▶ **What is expected**: What is needed is an exact copy of the records below, with the pictures left out.

[[ Information shown open ]]

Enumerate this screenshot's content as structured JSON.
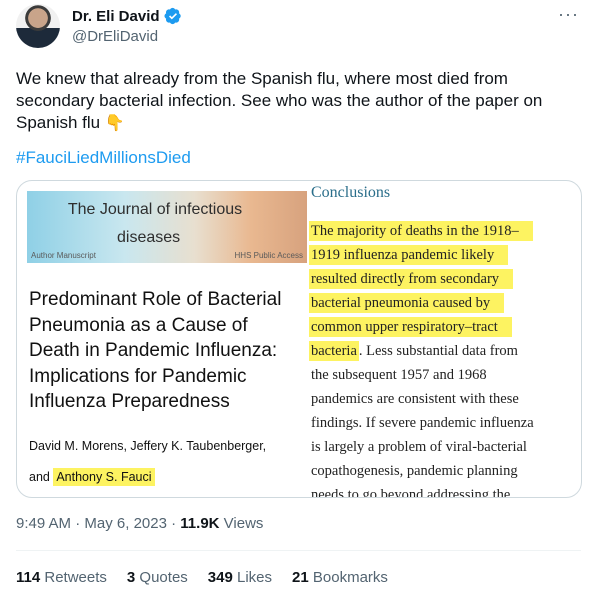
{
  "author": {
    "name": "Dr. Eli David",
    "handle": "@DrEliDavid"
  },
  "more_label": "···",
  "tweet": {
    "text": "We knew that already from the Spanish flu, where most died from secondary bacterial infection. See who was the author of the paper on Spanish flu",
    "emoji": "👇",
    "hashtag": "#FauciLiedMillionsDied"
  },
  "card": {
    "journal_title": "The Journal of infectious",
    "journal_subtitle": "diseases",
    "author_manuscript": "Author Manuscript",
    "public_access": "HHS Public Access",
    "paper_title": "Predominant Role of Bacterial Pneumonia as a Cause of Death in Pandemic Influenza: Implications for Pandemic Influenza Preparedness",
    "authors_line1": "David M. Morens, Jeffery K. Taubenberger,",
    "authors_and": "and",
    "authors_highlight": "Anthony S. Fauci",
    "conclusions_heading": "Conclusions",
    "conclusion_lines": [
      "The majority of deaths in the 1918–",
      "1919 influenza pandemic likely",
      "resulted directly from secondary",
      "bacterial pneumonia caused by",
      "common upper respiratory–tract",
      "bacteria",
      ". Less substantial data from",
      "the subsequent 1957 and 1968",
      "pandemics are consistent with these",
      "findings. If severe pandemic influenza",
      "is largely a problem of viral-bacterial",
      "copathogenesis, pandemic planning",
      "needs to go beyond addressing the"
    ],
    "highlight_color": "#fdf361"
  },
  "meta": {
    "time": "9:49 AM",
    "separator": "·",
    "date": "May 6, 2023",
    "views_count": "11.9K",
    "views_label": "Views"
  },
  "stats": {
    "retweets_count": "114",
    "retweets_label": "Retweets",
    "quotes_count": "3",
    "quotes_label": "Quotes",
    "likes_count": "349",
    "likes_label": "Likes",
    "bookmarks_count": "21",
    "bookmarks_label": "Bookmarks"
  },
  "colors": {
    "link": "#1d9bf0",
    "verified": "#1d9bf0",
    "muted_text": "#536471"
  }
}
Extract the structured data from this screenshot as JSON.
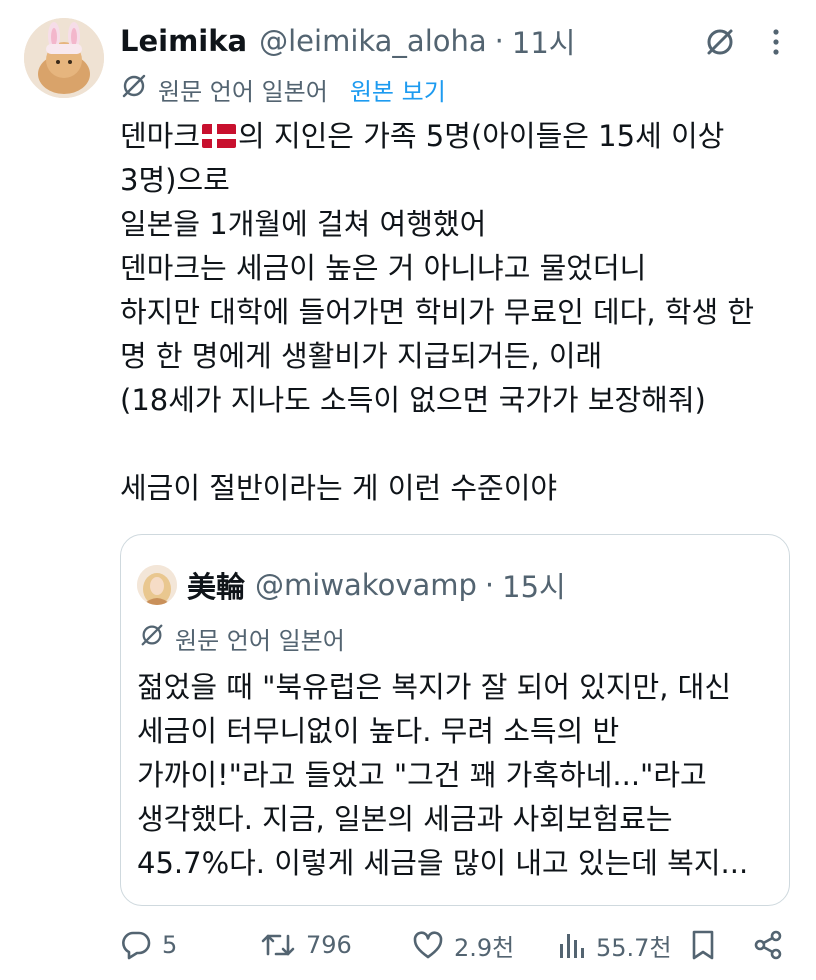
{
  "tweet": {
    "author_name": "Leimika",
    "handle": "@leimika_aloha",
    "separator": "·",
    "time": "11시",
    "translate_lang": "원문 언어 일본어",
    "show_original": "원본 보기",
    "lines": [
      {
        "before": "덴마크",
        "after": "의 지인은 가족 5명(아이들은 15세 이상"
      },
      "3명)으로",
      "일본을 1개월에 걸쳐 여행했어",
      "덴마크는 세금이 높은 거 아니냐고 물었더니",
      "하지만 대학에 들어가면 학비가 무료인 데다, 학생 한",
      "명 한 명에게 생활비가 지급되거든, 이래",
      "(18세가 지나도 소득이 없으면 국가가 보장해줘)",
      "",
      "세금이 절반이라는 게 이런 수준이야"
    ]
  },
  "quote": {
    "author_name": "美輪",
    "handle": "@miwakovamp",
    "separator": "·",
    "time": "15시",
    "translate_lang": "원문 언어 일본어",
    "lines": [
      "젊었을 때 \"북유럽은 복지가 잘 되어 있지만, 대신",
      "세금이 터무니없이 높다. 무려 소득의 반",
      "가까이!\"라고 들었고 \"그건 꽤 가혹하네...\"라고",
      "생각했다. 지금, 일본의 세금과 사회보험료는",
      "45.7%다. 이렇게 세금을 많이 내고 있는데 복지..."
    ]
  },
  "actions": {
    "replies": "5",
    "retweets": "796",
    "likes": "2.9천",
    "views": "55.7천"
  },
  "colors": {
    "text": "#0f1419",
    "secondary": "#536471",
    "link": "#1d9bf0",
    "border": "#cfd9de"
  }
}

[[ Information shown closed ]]

▶ **Answer box**:
Enumerate this screenshot's content as structured JSON.
{
  "author": {
    "name": "Dr. Eli David",
    "handle": "@DrEliDavid"
  },
  "more_label": "···",
  "tweet": {
    "text": "We knew that already from the Spanish flu, where most died from secondary bacterial infection. See who was the author of the paper on Spanish flu",
    "emoji": "👇",
    "hashtag": "#FauciLiedMillionsDied"
  },
  "card": {
    "journal_title": "The Journal of infectious",
    "journal_subtitle": "diseases",
    "author_manuscript": "Author Manuscript",
    "public_access": "HHS Public Access",
    "paper_title": "Predominant Role of Bacterial Pneumonia as a Cause of Death in Pandemic Influenza: Implications for Pandemic Influenza Preparedness",
    "authors_line1": "David M. Morens, Jeffery K. Taubenberger,",
    "authors_and": "and",
    "authors_highlight": "Anthony S. Fauci",
    "conclusions_heading": "Conclusions",
    "conclusion_lines": [
      "The majority of deaths in the 1918–",
      "1919 influenza pandemic likely",
      "resulted directly from secondary",
      "bacterial pneumonia caused by",
      "common upper respiratory–tract",
      "bacteria",
      ". Less substantial data from",
      "the subsequent 1957 and 1968",
      "pandemics are consistent with these",
      "findings. If severe pandemic influenza",
      "is largely a problem of viral-bacterial",
      "copathogenesis, pandemic planning",
      "needs to go beyond addressing the"
    ],
    "highlight_color": "#fdf361"
  },
  "meta": {
    "time": "9:49 AM",
    "separator": "·",
    "date": "May 6, 2023",
    "views_count": "11.9K",
    "views_label": "Views"
  },
  "stats": {
    "retweets_count": "114",
    "retweets_label": "Retweets",
    "quotes_count": "3",
    "quotes_label": "Quotes",
    "likes_count": "349",
    "likes_label": "Likes",
    "bookmarks_count": "21",
    "bookmarks_label": "Bookmarks"
  },
  "colors": {
    "link": "#1d9bf0",
    "verified": "#1d9bf0",
    "muted_text": "#536471"
  }
}
Extract the structured data from this screenshot as JSON.
{
  "tweet": {
    "author_name": "Leimika",
    "handle": "@leimika_aloha",
    "separator": "·",
    "time": "11시",
    "translate_lang": "원문 언어 일본어",
    "show_original": "원본 보기",
    "lines": [
      {
        "before": "덴마크",
        "after": "의 지인은 가족 5명(아이들은 15세 이상"
      },
      "3명)으로",
      "일본을 1개월에 걸쳐 여행했어",
      "덴마크는 세금이 높은 거 아니냐고 물었더니",
      "하지만 대학에 들어가면 학비가 무료인 데다, 학생 한",
      "명 한 명에게 생활비가 지급되거든, 이래",
      "(18세가 지나도 소득이 없으면 국가가 보장해줘)",
      "",
      "세금이 절반이라는 게 이런 수준이야"
    ]
  },
  "quote": {
    "author_name": "美輪",
    "handle": "@miwakovamp",
    "separator": "·",
    "time": "15시",
    "translate_lang": "원문 언어 일본어",
    "lines": [
      "젊었을 때 \"북유럽은 복지가 잘 되어 있지만, 대신",
      "세금이 터무니없이 높다. 무려 소득의 반",
      "가까이!\"라고 들었고 \"그건 꽤 가혹하네...\"라고",
      "생각했다. 지금, 일본의 세금과 사회보험료는",
      "45.7%다. 이렇게 세금을 많이 내고 있는데 복지..."
    ]
  },
  "actions": {
    "replies": "5",
    "retweets": "796",
    "likes": "2.9천",
    "views": "55.7천"
  },
  "colors": {
    "text": "#0f1419",
    "secondary": "#536471",
    "link": "#1d9bf0",
    "border": "#cfd9de"
  }
}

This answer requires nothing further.